● Assigned task
Each word in the data below should be copied exactly; the images should not.

● Exercise material

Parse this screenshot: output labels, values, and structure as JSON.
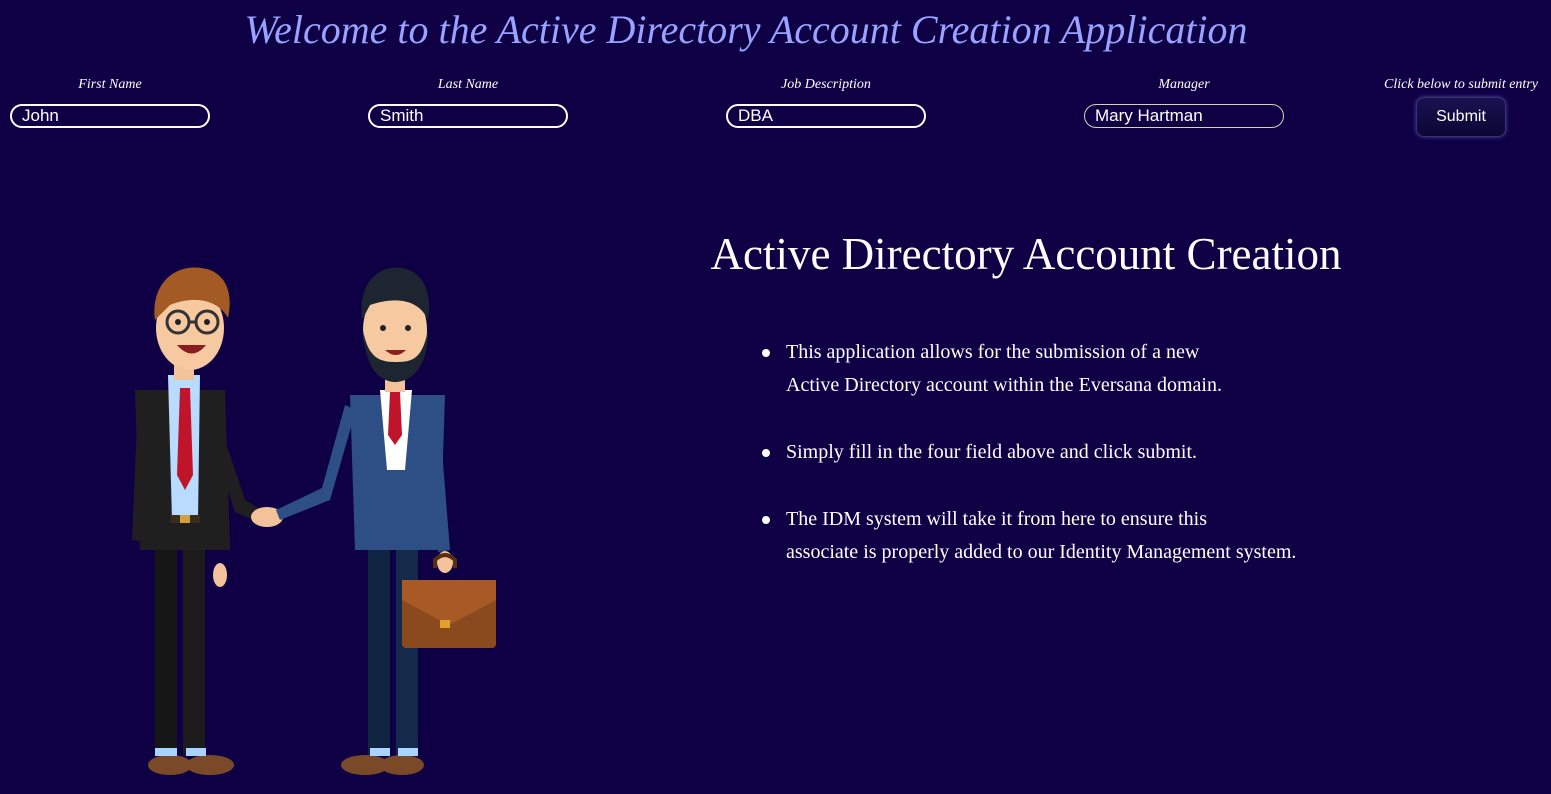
{
  "header": {
    "title": "Welcome to the Active Directory Account Creation Application"
  },
  "form": {
    "first_name": {
      "label": "First Name",
      "value": "John"
    },
    "last_name": {
      "label": "Last Name",
      "value": "Smith"
    },
    "job_description": {
      "label": "Job Description",
      "value": "DBA"
    },
    "manager": {
      "label": "Manager",
      "value": "Mary Hartman"
    },
    "submit": {
      "hint": "Click below to submit entry",
      "label": "Submit"
    }
  },
  "content": {
    "title": "Active Directory Account Creation",
    "bullets": [
      "This application allows for the submission of a new\nActive Directory account within the Eversana domain.",
      "Simply fill in the four field above and click submit.",
      "The IDM system will take it from here to ensure this\nassociate is properly added to our Identity Management system."
    ]
  },
  "illustration": {
    "icon": "businessmen-handshake-illustration"
  },
  "colors": {
    "background": "#0f0046",
    "title": "#9aa2ff",
    "text": "#ffffff"
  }
}
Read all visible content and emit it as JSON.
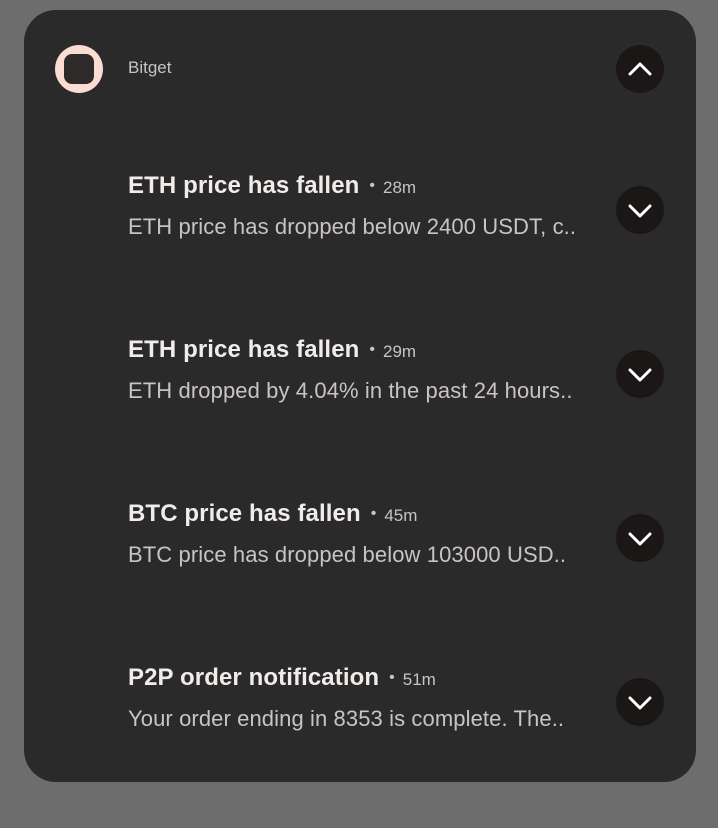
{
  "app": {
    "name": "Bitget"
  },
  "notifications": [
    {
      "title": "ETH price has fallen",
      "time": "28m",
      "body": "ETH price has dropped below 2400 USDT, c.."
    },
    {
      "title": "ETH price has fallen",
      "time": "29m",
      "body": "ETH dropped by 4.04% in the past 24 hours.."
    },
    {
      "title": "BTC price has fallen",
      "time": "45m",
      "body": "BTC price has dropped below 103000 USD.."
    },
    {
      "title": "P2P order notification",
      "time": "51m",
      "body": "Your order ending in 8353 is complete. The.."
    }
  ],
  "icons": {
    "collapse": "chevron-up-icon",
    "expand": "chevron-down-icon",
    "app": "bitget-app-icon"
  },
  "colors": {
    "panel_background": "#2a2a2a",
    "app_icon": "#fbdcd3",
    "button_background": "#1b1716"
  }
}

● Exercise output
Parse this screenshot: output labels, values, and structure as JSON.
{
  "header": {
    "title": "Welcome to the Active Directory Account Creation Application"
  },
  "form": {
    "first_name": {
      "label": "First Name",
      "value": "John"
    },
    "last_name": {
      "label": "Last Name",
      "value": "Smith"
    },
    "job_description": {
      "label": "Job Description",
      "value": "DBA"
    },
    "manager": {
      "label": "Manager",
      "value": "Mary Hartman"
    },
    "submit": {
      "hint": "Click below to submit entry",
      "label": "Submit"
    }
  },
  "content": {
    "title": "Active Directory Account Creation",
    "bullets": [
      "This application allows for the submission of a new\nActive Directory account within the Eversana domain.",
      "Simply fill in the four field above and click submit.",
      "The IDM system will take it from here to ensure this\nassociate is properly added to our Identity Management system."
    ]
  },
  "illustration": {
    "icon": "businessmen-handshake-illustration"
  },
  "colors": {
    "background": "#0f0046",
    "title": "#9aa2ff",
    "text": "#ffffff"
  }
}
Read all visible content and emit it as JSON.
{
  "app": {
    "name": "Bitget"
  },
  "notifications": [
    {
      "title": "ETH price has fallen",
      "time": "28m",
      "body": "ETH price has dropped below 2400 USDT, c.."
    },
    {
      "title": "ETH price has fallen",
      "time": "29m",
      "body": "ETH dropped by 4.04% in the past 24 hours.."
    },
    {
      "title": "BTC price has fallen",
      "time": "45m",
      "body": "BTC price has dropped below 103000 USD.."
    },
    {
      "title": "P2P order notification",
      "time": "51m",
      "body": "Your order ending in 8353 is complete. The.."
    }
  ],
  "icons": {
    "collapse": "chevron-up-icon",
    "expand": "chevron-down-icon",
    "app": "bitget-app-icon"
  },
  "colors": {
    "panel_background": "#2a2a2a",
    "app_icon": "#fbdcd3",
    "button_background": "#1b1716"
  }
}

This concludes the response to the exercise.